Mono’s trademark soups include a crusted puff pastry top, sealing in heat and wonderful scent of the rich, steamy, broth; the pastry goes well when broken and stirred into the liquid. The day I went it was Mexican-style slow-roasted tomato soup or a cream of forest mushrooms soup I chose, despite having had deep-fried mushrooms as a starter proper. Both cost US$5.
Ivan skipped soup, tucking straight away into two big, juicy, meaty, perfectly grilled pork chops basted with chakalaka (a fiery South African vegetable relish), served with caramelised apples (US$17). Dearest grill is aged beef fillet with mushrooms, blue cheese, topped with herb and mustard crust; or game steak of the day with roast bell peppers: both US$18.
Other steaks are porterhouse with herb butter or tender rib-eye on the bone with garlic butter (each US$17.)
Espedata (Portuguese skewered beef and chicken with thyme scented roast vegetables) was US$17; char-grilled Cajun-spiced leg and breast of chicken with Portuguese salad or Chinese-style chicken or beef stir-fry with “vegetables and bok choy” (isn’t bok choy a veg?…of course it is; also known as pak choi, it’s flavoursome Chinese cabbage!) with coconut rice or noodles are both US$16.
All mains come with a free sauce, seasonal veg and “starch” which included gorgeous triple-cooked, big, square golden crispy chips, parsley — or baked-potatoes, spring onion-mash or fried rice.
I had the creamy, rich spring-onion mash (scallions diced finely, boiled, then folded into the cooking spuds) with Kariba bream fillets “Waleska” (mushrooms and prawns in a cream sauce)…which was an unforgettable epicurean masterpiece at US$17.
Other fish and seafood dishes are pan-fried black tiger prawns (in or out of shell), piri-piri or with garlic and parsley butter and basmati rice at US$25; pan-seared salmon on wilted spinach, US$20; here’s one for tourists (what tourists?): grilled crocodile steak with garlic, sun-dried tomatoes and herbed butter (US$18) or Nyanga trout at US$17.
There’s a substantial list of vegetarian main courses at US$12. Most puddings are US$5; from that section I enjoyed home-baked apple-and-pear tart with sophisticated mint ice-cream; Black Forest cake is US$6 and a platter of local and imported cheeses US$7.
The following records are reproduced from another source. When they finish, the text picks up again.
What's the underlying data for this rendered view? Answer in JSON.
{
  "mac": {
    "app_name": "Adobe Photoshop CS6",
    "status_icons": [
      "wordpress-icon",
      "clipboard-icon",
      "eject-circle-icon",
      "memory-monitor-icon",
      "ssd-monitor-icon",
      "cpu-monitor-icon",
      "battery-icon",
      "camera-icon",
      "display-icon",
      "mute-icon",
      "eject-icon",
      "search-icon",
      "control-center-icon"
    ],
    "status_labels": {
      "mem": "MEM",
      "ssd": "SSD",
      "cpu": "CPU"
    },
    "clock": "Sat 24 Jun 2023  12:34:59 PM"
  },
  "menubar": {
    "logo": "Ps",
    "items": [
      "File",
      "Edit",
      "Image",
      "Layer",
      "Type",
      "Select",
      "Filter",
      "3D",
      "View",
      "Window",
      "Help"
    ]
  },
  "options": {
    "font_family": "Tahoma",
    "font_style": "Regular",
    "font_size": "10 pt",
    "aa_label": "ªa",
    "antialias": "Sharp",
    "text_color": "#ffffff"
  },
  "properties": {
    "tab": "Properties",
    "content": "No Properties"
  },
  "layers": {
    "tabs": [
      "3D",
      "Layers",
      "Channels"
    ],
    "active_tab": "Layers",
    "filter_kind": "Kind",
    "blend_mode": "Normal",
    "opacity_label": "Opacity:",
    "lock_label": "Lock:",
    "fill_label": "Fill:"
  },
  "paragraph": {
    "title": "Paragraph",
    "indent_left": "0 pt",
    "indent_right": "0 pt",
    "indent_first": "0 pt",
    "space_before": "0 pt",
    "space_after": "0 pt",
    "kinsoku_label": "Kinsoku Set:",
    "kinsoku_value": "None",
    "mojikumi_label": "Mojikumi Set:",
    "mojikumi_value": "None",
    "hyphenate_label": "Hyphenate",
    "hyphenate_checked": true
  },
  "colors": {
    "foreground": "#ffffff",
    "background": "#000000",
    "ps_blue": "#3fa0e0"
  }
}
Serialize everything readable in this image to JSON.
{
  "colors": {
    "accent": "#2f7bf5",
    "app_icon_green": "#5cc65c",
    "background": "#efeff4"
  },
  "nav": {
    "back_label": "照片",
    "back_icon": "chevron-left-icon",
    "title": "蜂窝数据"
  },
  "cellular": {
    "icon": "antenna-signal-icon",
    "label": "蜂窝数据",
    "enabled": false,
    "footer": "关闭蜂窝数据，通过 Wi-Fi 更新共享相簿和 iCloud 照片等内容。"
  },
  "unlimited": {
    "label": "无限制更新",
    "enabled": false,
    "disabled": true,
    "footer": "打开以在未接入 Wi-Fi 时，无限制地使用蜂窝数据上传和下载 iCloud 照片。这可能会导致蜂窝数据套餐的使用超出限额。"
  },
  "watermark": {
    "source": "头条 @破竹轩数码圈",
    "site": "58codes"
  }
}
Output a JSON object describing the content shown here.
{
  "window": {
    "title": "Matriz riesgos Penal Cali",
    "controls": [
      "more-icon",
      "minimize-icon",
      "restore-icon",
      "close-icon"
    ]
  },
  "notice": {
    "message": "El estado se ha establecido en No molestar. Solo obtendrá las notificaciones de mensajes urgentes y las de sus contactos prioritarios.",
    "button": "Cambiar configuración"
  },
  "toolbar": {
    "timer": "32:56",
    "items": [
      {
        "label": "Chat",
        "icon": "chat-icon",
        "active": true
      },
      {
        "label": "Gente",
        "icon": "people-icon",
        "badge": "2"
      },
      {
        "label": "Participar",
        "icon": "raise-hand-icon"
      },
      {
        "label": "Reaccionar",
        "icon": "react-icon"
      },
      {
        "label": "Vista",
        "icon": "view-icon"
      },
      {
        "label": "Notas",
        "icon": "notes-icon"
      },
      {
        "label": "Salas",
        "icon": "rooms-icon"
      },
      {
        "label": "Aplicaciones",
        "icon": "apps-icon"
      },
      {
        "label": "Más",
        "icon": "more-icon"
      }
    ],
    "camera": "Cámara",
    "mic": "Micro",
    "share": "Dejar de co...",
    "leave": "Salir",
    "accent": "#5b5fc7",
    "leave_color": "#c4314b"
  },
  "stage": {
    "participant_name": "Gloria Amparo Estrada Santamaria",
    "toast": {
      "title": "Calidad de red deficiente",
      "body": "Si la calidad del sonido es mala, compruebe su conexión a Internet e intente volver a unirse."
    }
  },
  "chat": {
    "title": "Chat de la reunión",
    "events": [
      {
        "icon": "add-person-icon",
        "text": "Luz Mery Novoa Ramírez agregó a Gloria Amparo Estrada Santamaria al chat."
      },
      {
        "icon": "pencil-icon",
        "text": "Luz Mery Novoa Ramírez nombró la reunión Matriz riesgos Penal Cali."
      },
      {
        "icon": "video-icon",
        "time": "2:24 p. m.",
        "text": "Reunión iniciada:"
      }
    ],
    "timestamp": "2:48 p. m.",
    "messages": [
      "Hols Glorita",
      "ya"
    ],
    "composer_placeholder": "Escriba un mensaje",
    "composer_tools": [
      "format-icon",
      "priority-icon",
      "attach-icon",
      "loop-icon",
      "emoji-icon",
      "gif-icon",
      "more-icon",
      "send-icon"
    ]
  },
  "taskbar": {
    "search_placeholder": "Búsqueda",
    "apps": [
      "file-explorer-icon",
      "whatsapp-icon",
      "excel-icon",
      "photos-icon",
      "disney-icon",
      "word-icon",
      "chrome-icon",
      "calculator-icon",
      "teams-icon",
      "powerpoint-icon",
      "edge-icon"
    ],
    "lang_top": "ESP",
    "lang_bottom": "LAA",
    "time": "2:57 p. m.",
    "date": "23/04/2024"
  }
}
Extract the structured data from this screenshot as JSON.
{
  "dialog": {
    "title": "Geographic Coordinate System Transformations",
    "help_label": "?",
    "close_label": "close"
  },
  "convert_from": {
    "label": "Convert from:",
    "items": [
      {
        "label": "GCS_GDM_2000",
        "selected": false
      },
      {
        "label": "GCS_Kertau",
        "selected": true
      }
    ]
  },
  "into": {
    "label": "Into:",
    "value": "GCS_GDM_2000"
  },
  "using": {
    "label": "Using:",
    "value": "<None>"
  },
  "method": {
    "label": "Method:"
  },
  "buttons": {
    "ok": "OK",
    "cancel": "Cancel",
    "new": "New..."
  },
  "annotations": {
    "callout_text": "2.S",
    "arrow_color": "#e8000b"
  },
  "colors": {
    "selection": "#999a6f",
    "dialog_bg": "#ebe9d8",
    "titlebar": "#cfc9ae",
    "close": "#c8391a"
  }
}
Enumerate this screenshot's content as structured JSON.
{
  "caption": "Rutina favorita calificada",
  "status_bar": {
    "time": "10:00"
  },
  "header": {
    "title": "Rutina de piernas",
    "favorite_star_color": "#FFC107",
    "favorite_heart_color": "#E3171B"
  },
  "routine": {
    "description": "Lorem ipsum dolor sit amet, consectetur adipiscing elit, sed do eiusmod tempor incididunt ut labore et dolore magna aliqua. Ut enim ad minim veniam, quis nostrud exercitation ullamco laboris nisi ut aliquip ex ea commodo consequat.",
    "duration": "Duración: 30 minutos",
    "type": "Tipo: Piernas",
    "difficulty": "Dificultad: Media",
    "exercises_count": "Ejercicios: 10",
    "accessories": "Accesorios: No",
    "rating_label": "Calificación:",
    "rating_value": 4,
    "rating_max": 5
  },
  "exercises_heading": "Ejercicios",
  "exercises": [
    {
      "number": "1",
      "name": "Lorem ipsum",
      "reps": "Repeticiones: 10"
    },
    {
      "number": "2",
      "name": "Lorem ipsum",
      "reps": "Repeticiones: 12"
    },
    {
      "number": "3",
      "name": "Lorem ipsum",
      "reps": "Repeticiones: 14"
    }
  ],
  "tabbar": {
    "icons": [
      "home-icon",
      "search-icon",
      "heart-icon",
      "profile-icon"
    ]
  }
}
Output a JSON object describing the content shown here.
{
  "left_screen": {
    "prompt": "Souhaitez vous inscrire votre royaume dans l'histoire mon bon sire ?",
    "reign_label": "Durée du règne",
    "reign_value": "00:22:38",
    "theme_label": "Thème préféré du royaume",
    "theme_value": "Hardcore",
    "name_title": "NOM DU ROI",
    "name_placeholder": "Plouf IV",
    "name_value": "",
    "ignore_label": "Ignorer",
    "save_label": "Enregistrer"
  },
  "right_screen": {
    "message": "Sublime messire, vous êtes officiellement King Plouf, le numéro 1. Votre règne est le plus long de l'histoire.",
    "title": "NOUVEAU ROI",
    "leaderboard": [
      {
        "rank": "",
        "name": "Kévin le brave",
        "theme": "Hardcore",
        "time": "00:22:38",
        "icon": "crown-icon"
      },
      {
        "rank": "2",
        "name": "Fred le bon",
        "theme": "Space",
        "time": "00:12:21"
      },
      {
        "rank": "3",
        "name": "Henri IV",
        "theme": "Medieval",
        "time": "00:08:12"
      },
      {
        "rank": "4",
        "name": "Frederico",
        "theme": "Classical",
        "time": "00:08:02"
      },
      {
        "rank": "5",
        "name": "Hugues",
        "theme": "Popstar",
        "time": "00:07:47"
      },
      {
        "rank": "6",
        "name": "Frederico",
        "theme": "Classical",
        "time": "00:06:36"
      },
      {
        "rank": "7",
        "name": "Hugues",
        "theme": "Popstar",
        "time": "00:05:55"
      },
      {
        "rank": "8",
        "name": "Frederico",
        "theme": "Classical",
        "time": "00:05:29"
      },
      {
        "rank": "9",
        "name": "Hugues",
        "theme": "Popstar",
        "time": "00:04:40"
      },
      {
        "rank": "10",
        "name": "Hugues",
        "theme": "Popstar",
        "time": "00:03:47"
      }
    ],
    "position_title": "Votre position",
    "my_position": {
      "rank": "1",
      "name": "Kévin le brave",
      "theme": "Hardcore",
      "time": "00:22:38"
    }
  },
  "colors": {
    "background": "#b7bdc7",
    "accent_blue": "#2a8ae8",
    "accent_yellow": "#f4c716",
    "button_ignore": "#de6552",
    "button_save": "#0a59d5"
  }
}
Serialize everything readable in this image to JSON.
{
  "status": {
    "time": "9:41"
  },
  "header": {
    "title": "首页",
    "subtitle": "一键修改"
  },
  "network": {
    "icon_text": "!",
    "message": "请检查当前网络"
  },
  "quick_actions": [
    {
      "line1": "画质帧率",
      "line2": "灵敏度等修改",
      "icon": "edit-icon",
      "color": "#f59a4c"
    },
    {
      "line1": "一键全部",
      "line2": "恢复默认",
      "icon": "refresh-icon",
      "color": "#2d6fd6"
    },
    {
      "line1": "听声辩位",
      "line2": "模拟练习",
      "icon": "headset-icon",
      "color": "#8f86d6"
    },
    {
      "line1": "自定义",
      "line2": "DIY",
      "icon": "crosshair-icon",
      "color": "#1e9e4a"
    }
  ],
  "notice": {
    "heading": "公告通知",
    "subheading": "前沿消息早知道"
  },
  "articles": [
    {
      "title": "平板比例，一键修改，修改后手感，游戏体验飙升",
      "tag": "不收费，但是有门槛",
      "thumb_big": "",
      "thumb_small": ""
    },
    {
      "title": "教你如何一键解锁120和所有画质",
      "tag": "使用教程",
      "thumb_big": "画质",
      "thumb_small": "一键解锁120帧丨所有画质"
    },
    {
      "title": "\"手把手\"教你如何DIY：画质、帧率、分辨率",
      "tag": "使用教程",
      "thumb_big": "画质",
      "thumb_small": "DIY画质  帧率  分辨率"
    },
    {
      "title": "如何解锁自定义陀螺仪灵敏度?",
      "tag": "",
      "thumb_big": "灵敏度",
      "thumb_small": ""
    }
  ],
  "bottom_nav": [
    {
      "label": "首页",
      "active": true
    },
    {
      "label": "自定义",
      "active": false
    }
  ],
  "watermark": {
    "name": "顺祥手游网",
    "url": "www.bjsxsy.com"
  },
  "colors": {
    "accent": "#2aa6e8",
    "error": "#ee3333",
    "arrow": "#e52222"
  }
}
For US$6 the maître d’hôtel will dramatically flambé crepes Suzettes at the table. Flambéing is part of the theatre of dining out; mains cooked that way include pepper steaks, steak Diane or chicken Jelezy at US$18-US$20.
From a comprehensive wine list, all Cape whites or reds are US$7 a glass or US$25 a bottle; premium labels US$8/US$30. Celebrating? Moet & Chandon champagne is US$180!
All these prices — even the bubbly in such a joint—I feel are excellent value for money, all taken into account. Which makes it harder to understand how the — granted wonderfully opulent — breakfast buffet at the Brasserie costs US$26 for non-residents.
That’s essentially bacon and eggs and maybe sausage with fruit, fruit juice, cereals, toast and something to spread on it. As far as I know that meal is US$6 heavier than Mono’s main competitors in Ha-ha-ha-rare (Africa’s fun capital) and a tenner dearer than the most expensive brekker I ever bought in my life (a veritable cornucopia in Florida.)
When I recently whinged in print that The Bronte had unreasonably hiked breakfast from US$16 to US$20, their response was…to drop it to US$12! Keep your fingers crossed!